* Exercise description:
Repeat the records below verbatim, and do not copy their pictures.

* Data records for software interfaces:
------------------------------------------------------------

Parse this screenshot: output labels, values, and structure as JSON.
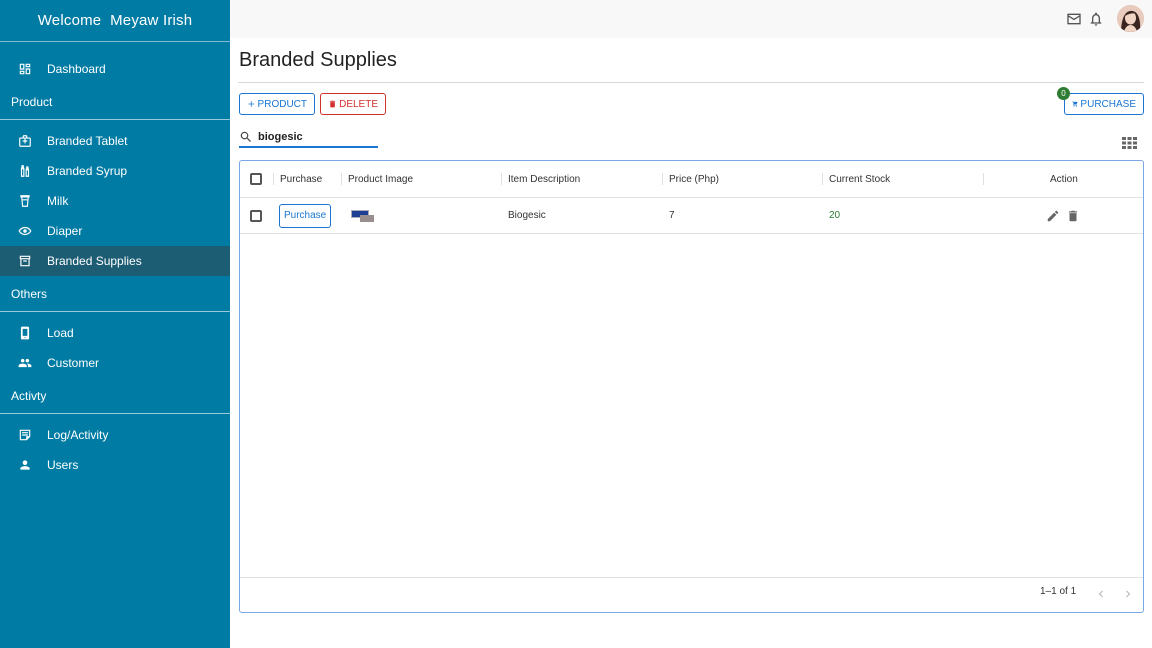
{
  "sidebar": {
    "welcome": "Welcome  Meyaw Irish",
    "dashboard": "Dashboard",
    "sections": {
      "product": "Product",
      "others": "Others",
      "activity": "Activty"
    },
    "product_items": [
      "Branded Tablet",
      "Branded Syrup",
      "Milk",
      "Diaper",
      "Branded Supplies"
    ],
    "others_items": [
      "Load",
      "Customer"
    ],
    "activity_items": [
      "Log/Activity",
      "Users"
    ],
    "active_item": "Branded Supplies"
  },
  "header": {
    "icons": [
      "mail-icon",
      "bell-icon",
      "avatar"
    ]
  },
  "main": {
    "title": "Branded Supplies",
    "add_product_label": "PRODUCT",
    "delete_label": "DELETE",
    "purchase_label": "PURCHASE",
    "cart_badge": "0",
    "search_value": "biogesic"
  },
  "table": {
    "columns": [
      "Purchase",
      "Product Image",
      "Item Description",
      "Price (Php)",
      "Current Stock",
      "Action"
    ],
    "rows": [
      {
        "purchase_button": "Purchase",
        "item_description": "Biogesic",
        "price": "7",
        "current_stock": "20"
      }
    ],
    "pagination": "1–1 of 1"
  },
  "colors": {
    "sidebar": "#007ba3",
    "sidebar_active": "#1d5d74",
    "primary": "#1976d2",
    "danger": "#d32f2f",
    "stock": "#2e7d32"
  }
}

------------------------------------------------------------

* Task solution:
Parse this screenshot: output labels, values, and structure as JSON.
{
  "sidebar": {
    "welcome": "Welcome  Meyaw Irish",
    "dashboard": "Dashboard",
    "sections": {
      "product": "Product",
      "others": "Others",
      "activity": "Activty"
    },
    "product_items": [
      "Branded Tablet",
      "Branded Syrup",
      "Milk",
      "Diaper",
      "Branded Supplies"
    ],
    "others_items": [
      "Load",
      "Customer"
    ],
    "activity_items": [
      "Log/Activity",
      "Users"
    ],
    "active_item": "Branded Supplies"
  },
  "header": {
    "icons": [
      "mail-icon",
      "bell-icon",
      "avatar"
    ]
  },
  "main": {
    "title": "Branded Supplies",
    "add_product_label": "PRODUCT",
    "delete_label": "DELETE",
    "purchase_label": "PURCHASE",
    "cart_badge": "0",
    "search_value": "biogesic"
  },
  "table": {
    "columns": [
      "Purchase",
      "Product Image",
      "Item Description",
      "Price (Php)",
      "Current Stock",
      "Action"
    ],
    "rows": [
      {
        "purchase_button": "Purchase",
        "item_description": "Biogesic",
        "price": "7",
        "current_stock": "20"
      }
    ],
    "pagination": "1–1 of 1"
  },
  "colors": {
    "sidebar": "#007ba3",
    "sidebar_active": "#1d5d74",
    "primary": "#1976d2",
    "danger": "#d32f2f",
    "stock": "#2e7d32"
  }
}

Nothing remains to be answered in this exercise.